### REQUIRED WORK
If a line of the records contains the string "Operación", copy it out.

[Recorded data]
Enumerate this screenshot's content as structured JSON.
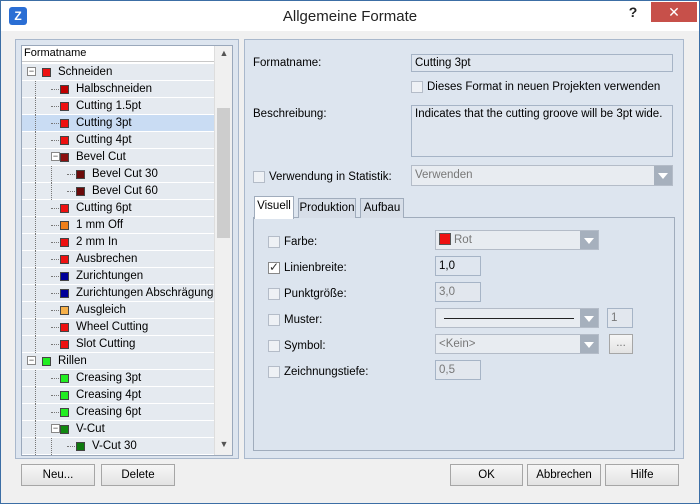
{
  "window": {
    "title": "Allgemeine Formate",
    "help_label": "?",
    "close_label": "✕",
    "app_icon_label": "Z"
  },
  "tree": {
    "header": "Formatname",
    "rows": [
      {
        "label": "Schneiden",
        "color": "#ee1111",
        "level": 0,
        "expander": "−"
      },
      {
        "label": "Halbschneiden",
        "color": "#c00000",
        "level": 1
      },
      {
        "label": "Cutting 1.5pt",
        "color": "#ee1111",
        "level": 1
      },
      {
        "label": "Cutting 3pt",
        "color": "#ee1111",
        "level": 1,
        "selected": true
      },
      {
        "label": "Cutting 4pt",
        "color": "#ee1111",
        "level": 1
      },
      {
        "label": "Bevel Cut",
        "color": "#8b0f0f",
        "level": 1,
        "expander": "−"
      },
      {
        "label": "Bevel Cut 30",
        "color": "#6b0a0a",
        "level": 2
      },
      {
        "label": "Bevel Cut 60",
        "color": "#6b0a0a",
        "level": 2
      },
      {
        "label": "Cutting 6pt",
        "color": "#ee1111",
        "level": 1
      },
      {
        "label": "1 mm Off",
        "color": "#f07f1a",
        "level": 1
      },
      {
        "label": "2 mm In",
        "color": "#ee1111",
        "level": 1
      },
      {
        "label": "Ausbrechen",
        "color": "#ee1111",
        "level": 1
      },
      {
        "label": "Zurichtungen",
        "color": "#000099",
        "level": 1
      },
      {
        "label": "Zurichtungen Abschrägung",
        "color": "#000099",
        "level": 1
      },
      {
        "label": "Ausgleich",
        "color": "#f5b04a",
        "level": 1
      },
      {
        "label": "Wheel Cutting",
        "color": "#ee1111",
        "level": 1
      },
      {
        "label": "Slot Cutting",
        "color": "#ee1111",
        "level": 1
      },
      {
        "label": "Rillen",
        "color": "#22ee22",
        "level": 0,
        "expander": "−"
      },
      {
        "label": "Creasing 3pt",
        "color": "#22ee22",
        "level": 1
      },
      {
        "label": "Creasing 4pt",
        "color": "#22ee22",
        "level": 1
      },
      {
        "label": "Creasing 6pt",
        "color": "#22ee22",
        "level": 1
      },
      {
        "label": "V-Cut",
        "color": "#118811",
        "level": 1,
        "expander": "−"
      },
      {
        "label": "V-Cut 30",
        "color": "#0f7a0f",
        "level": 2
      }
    ]
  },
  "form": {
    "formatname_label": "Formatname:",
    "formatname_value": "Cutting 3pt",
    "new_projects_label": "Dieses Format in neuen Projekten verwenden",
    "beschreibung_label": "Beschreibung:",
    "beschreibung_value": "Indicates that the cutting groove will be 3pt wide.",
    "statistik_label": "Verwendung in Statistik:",
    "statistik_value": "Verwenden"
  },
  "tabs": [
    "Visuell",
    "Produktion",
    "Aufbau"
  ],
  "visuell": {
    "farbe_label": "Farbe:",
    "farbe_value": "Rot",
    "farbe_color": "#ee1111",
    "linienbreite_label": "Linienbreite:",
    "linienbreite_value": "1,0",
    "punktgroesse_label": "Punktgröße:",
    "punktgroesse_value": "3,0",
    "muster_label": "Muster:",
    "muster_count": "1",
    "symbol_label": "Symbol:",
    "symbol_value": "<Kein>",
    "symbol_more": "...",
    "zeichnungstiefe_label": "Zeichnungstiefe:",
    "zeichnungstiefe_value": "0,5"
  },
  "buttons": {
    "neu": "Neu...",
    "delete": "Delete",
    "ok": "OK",
    "abbrechen": "Abbrechen",
    "hilfe": "Hilfe"
  }
}
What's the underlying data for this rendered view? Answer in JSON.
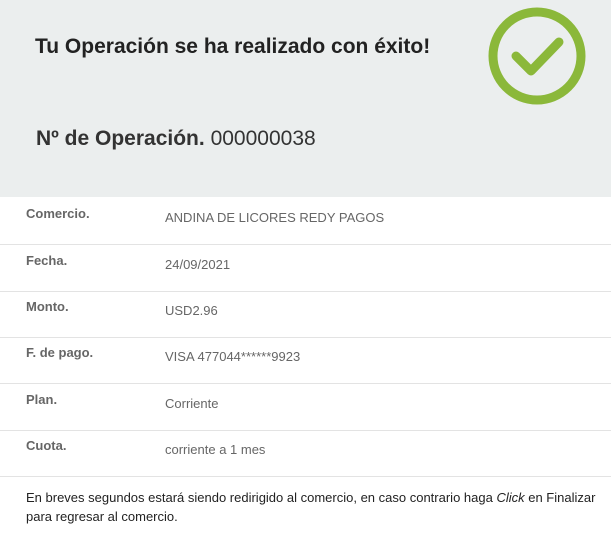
{
  "header": {
    "title": "Tu Operación se ha realizado con éxito!",
    "operation_label": "Nº de Operación.",
    "operation_number": "000000038",
    "check_icon_color": "#8bb83a"
  },
  "details": [
    {
      "label": "Comercio.",
      "value": "ANDINA DE LICORES REDY PAGOS"
    },
    {
      "label": "Fecha.",
      "value": "24/09/2021"
    },
    {
      "label": "Monto.",
      "value": "USD2.96"
    },
    {
      "label": "F. de pago.",
      "value": "VISA 477044******9923"
    },
    {
      "label": "Plan.",
      "value": "Corriente"
    },
    {
      "label": "Cuota.",
      "value": "corriente a 1 mes"
    }
  ],
  "footer": {
    "text_before": "En breves segundos estará siendo redirigido al comercio, en caso contrario haga ",
    "emphasis": "Click",
    "text_after": " en Finalizar para regresar al comercio."
  }
}
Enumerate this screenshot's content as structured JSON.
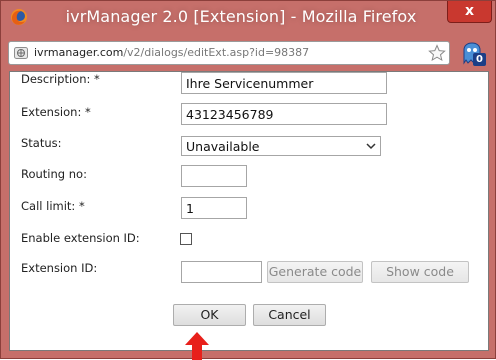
{
  "window": {
    "title": "ivrManager 2.0 [Extension] - Mozilla Firefox",
    "close_label": "x"
  },
  "urlbar": {
    "host": "ivrmanager.com",
    "path": "/v2/dialogs/editExt.asp?id=98387"
  },
  "addon": {
    "badge": "0"
  },
  "form": {
    "description": {
      "label": "Description:",
      "required_mark": "*",
      "value": "Ihre Servicenummer"
    },
    "extension": {
      "label": "Extension:",
      "required_mark": "*",
      "value": "43123456789"
    },
    "status": {
      "label": "Status:",
      "value": "Unavailable"
    },
    "routing_no": {
      "label": "Routing no:",
      "value": ""
    },
    "call_limit": {
      "label": "Call limit:",
      "required_mark": "*",
      "value": "1"
    },
    "enable_extension_id": {
      "label": "Enable extension ID:",
      "checked": false
    },
    "extension_id": {
      "label": "Extension ID:",
      "value": "",
      "generate_label": "Generate code",
      "show_label": "Show code"
    }
  },
  "actions": {
    "ok_label": "OK",
    "cancel_label": "Cancel"
  },
  "colors": {
    "window_chrome": "#c66f6a",
    "close_button": "#c9382f",
    "arrow": "#e8201b",
    "addon_badge": "#1c3e86"
  }
}
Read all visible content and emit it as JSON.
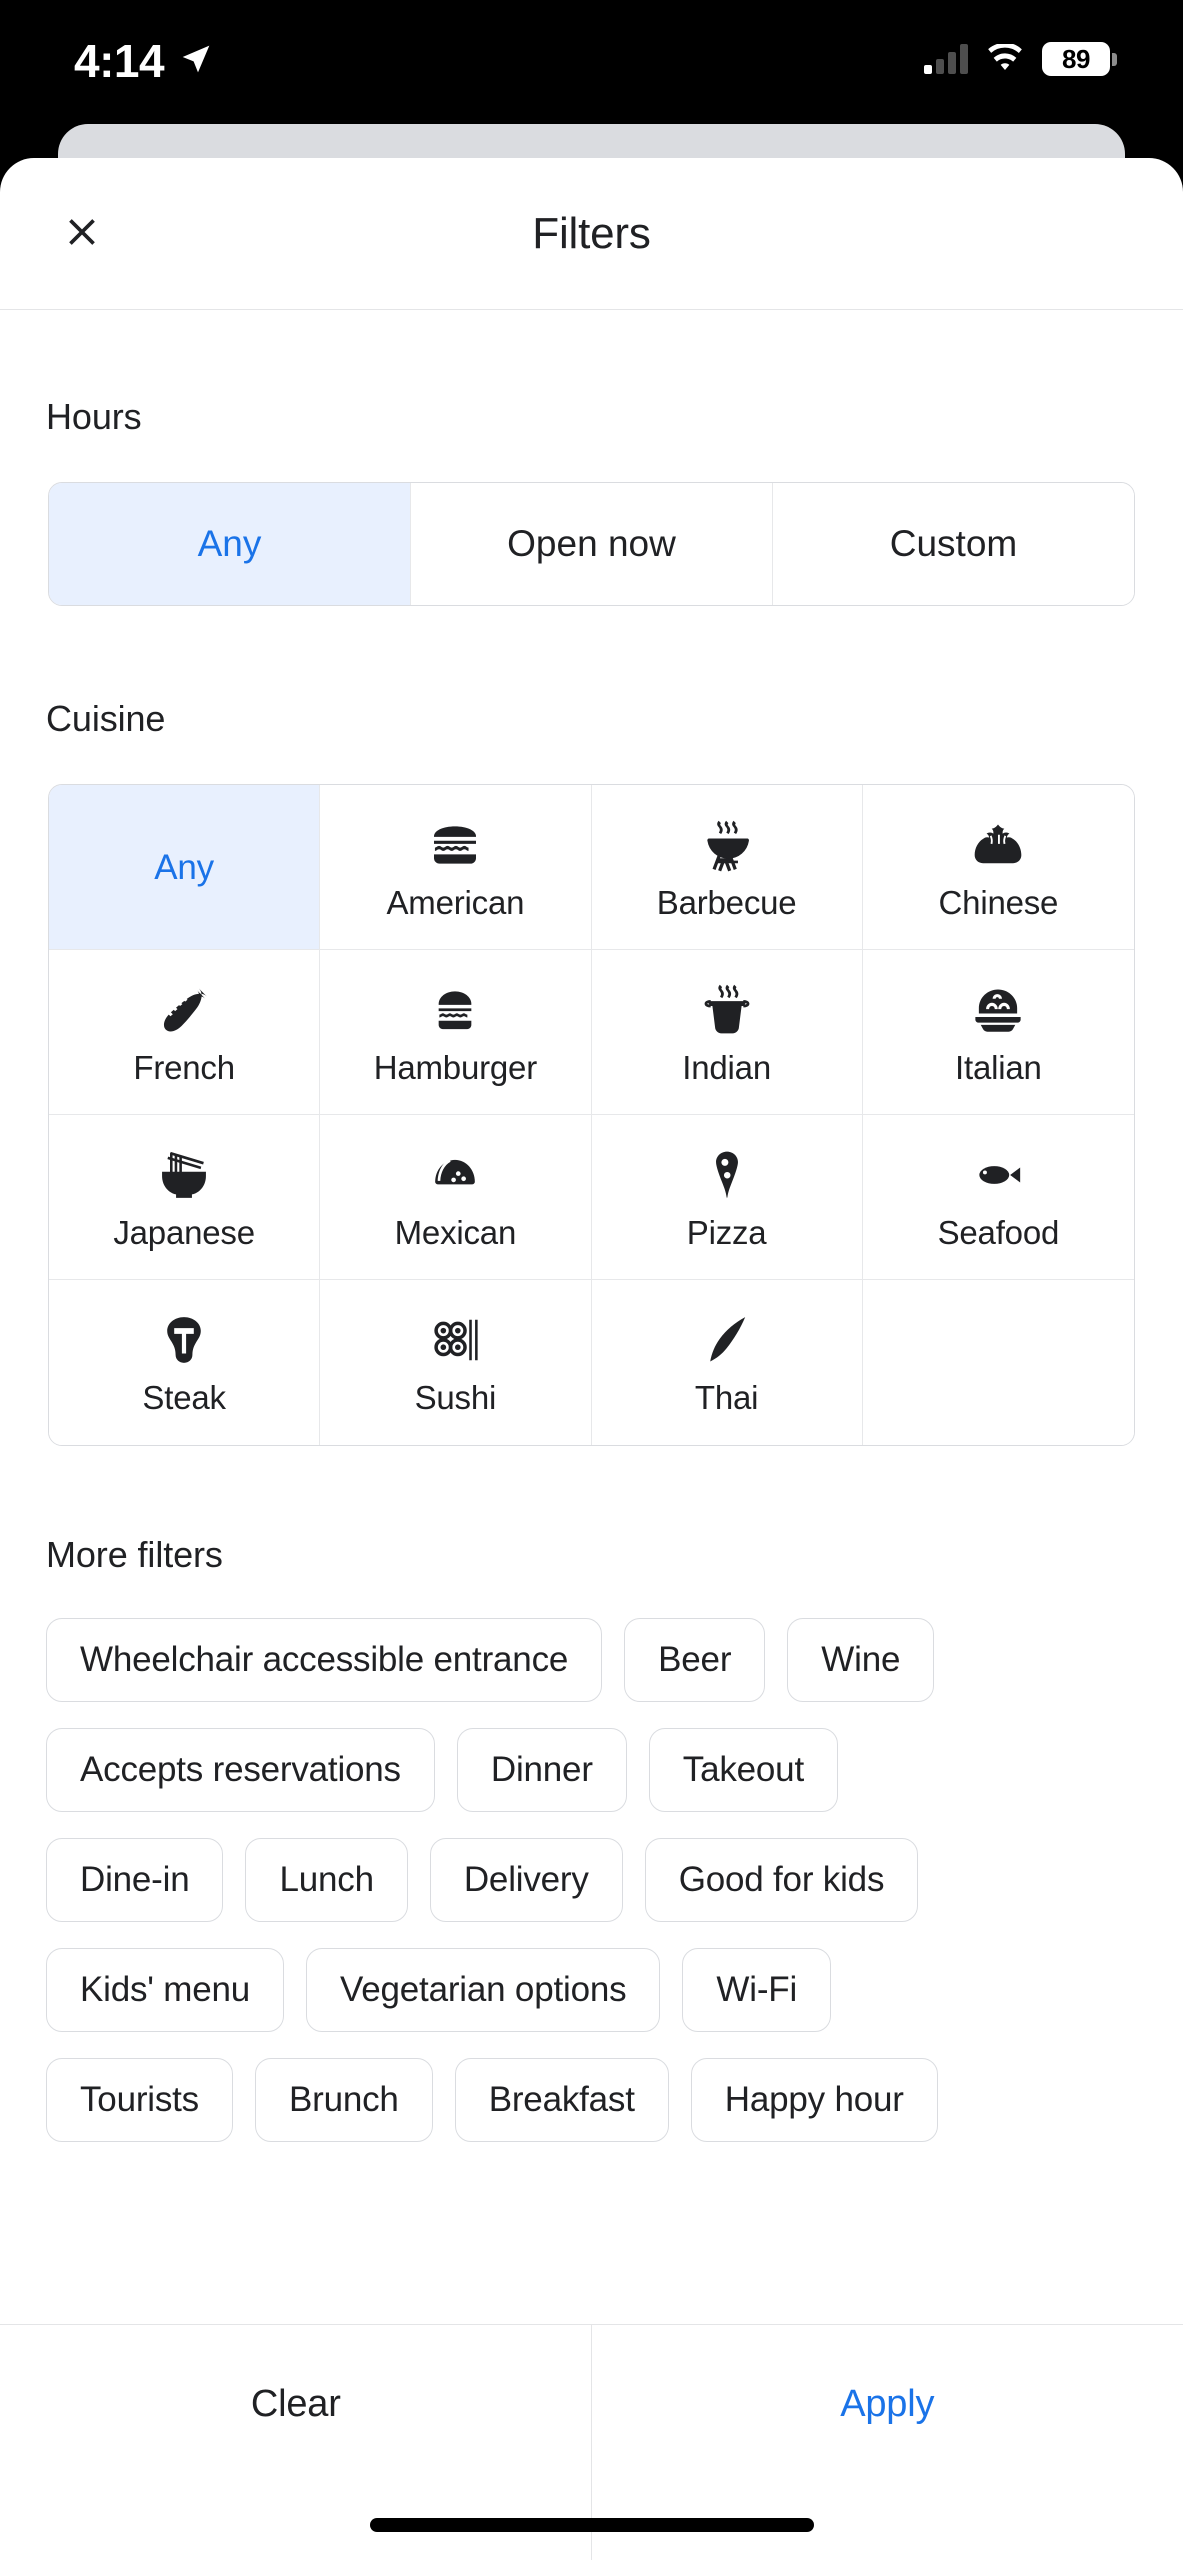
{
  "status_bar": {
    "time": "4:14",
    "location_icon": "location-arrow-icon",
    "signal_icon": "cellular-signal-icon",
    "signal_bars_filled": 1,
    "wifi_icon": "wifi-icon",
    "battery_level": "89",
    "battery_icon": "battery-icon"
  },
  "header": {
    "close_icon": "close-icon",
    "title": "Filters"
  },
  "hours": {
    "label": "Hours",
    "options": [
      {
        "label": "Any",
        "selected": true
      },
      {
        "label": "Open now",
        "selected": false
      },
      {
        "label": "Custom",
        "selected": false
      }
    ]
  },
  "cuisine": {
    "label": "Cuisine",
    "items": [
      {
        "label": "Any",
        "icon": "none",
        "selected": true
      },
      {
        "label": "American",
        "icon": "burger-icon",
        "selected": false
      },
      {
        "label": "Barbecue",
        "icon": "grill-icon",
        "selected": false
      },
      {
        "label": "Chinese",
        "icon": "dumpling-icon",
        "selected": false
      },
      {
        "label": "French",
        "icon": "baguette-icon",
        "selected": false
      },
      {
        "label": "Hamburger",
        "icon": "burger-icon",
        "selected": false
      },
      {
        "label": "Indian",
        "icon": "curry-pot-icon",
        "selected": false
      },
      {
        "label": "Italian",
        "icon": "pasta-bowl-icon",
        "selected": false
      },
      {
        "label": "Japanese",
        "icon": "ramen-bowl-icon",
        "selected": false
      },
      {
        "label": "Mexican",
        "icon": "taco-icon",
        "selected": false
      },
      {
        "label": "Pizza",
        "icon": "pizza-slice-icon",
        "selected": false
      },
      {
        "label": "Seafood",
        "icon": "fish-icon",
        "selected": false
      },
      {
        "label": "Steak",
        "icon": "steak-icon",
        "selected": false
      },
      {
        "label": "Sushi",
        "icon": "sushi-icon",
        "selected": false
      },
      {
        "label": "Thai",
        "icon": "leaf-icon",
        "selected": false
      },
      {
        "label": "",
        "icon": "none",
        "selected": false
      }
    ]
  },
  "more_filters": {
    "label": "More filters",
    "rows": [
      [
        "Wheelchair accessible entrance",
        "Beer",
        "Wine"
      ],
      [
        "Accepts reservations",
        "Dinner",
        "Takeout"
      ],
      [
        "Dine-in",
        "Lunch",
        "Delivery",
        "Good for kids"
      ],
      [
        "Kids' menu",
        "Vegetarian options",
        "Wi-Fi"
      ],
      [
        "Tourists",
        "Brunch",
        "Breakfast",
        "Happy hour"
      ]
    ]
  },
  "actions": {
    "clear_label": "Clear",
    "apply_label": "Apply"
  },
  "colors": {
    "accent": "#1a73e8",
    "accent_bg": "#e8f0fe",
    "text": "#202124",
    "border": "#dadce0"
  }
}
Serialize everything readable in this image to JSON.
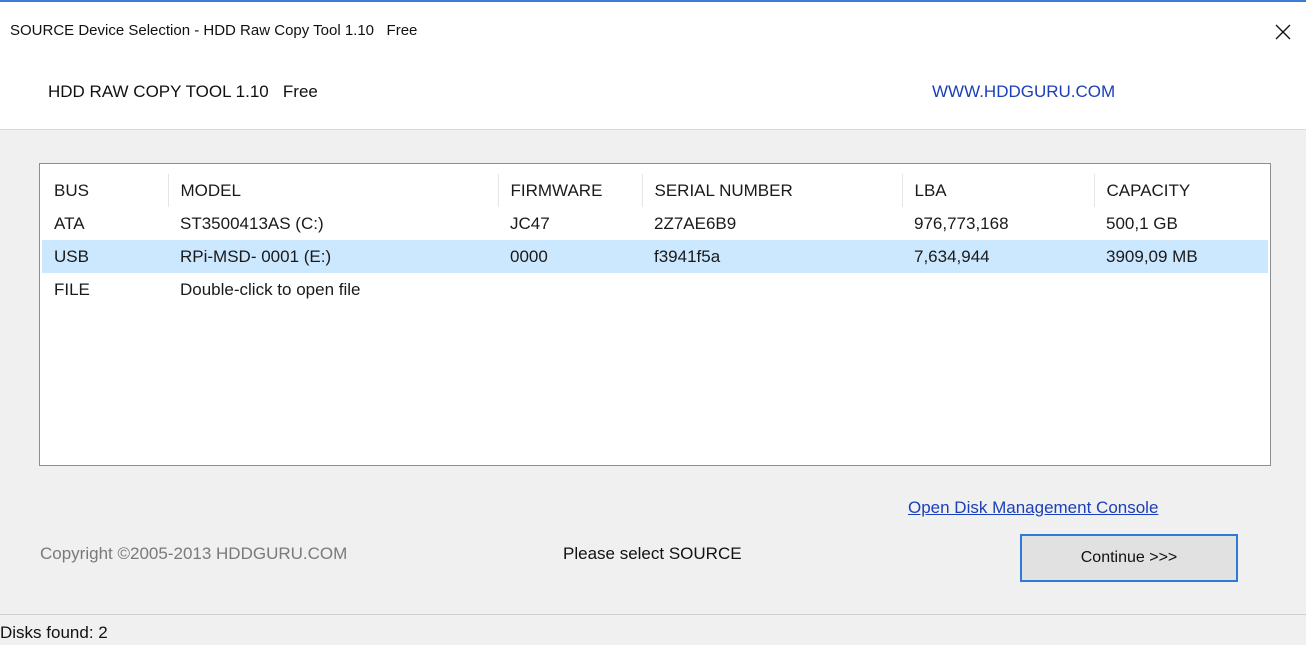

### ANSWER
    "title": "Tu Operación se ha realizado con éxito!",
    "operation_label": "Nº de Operación.",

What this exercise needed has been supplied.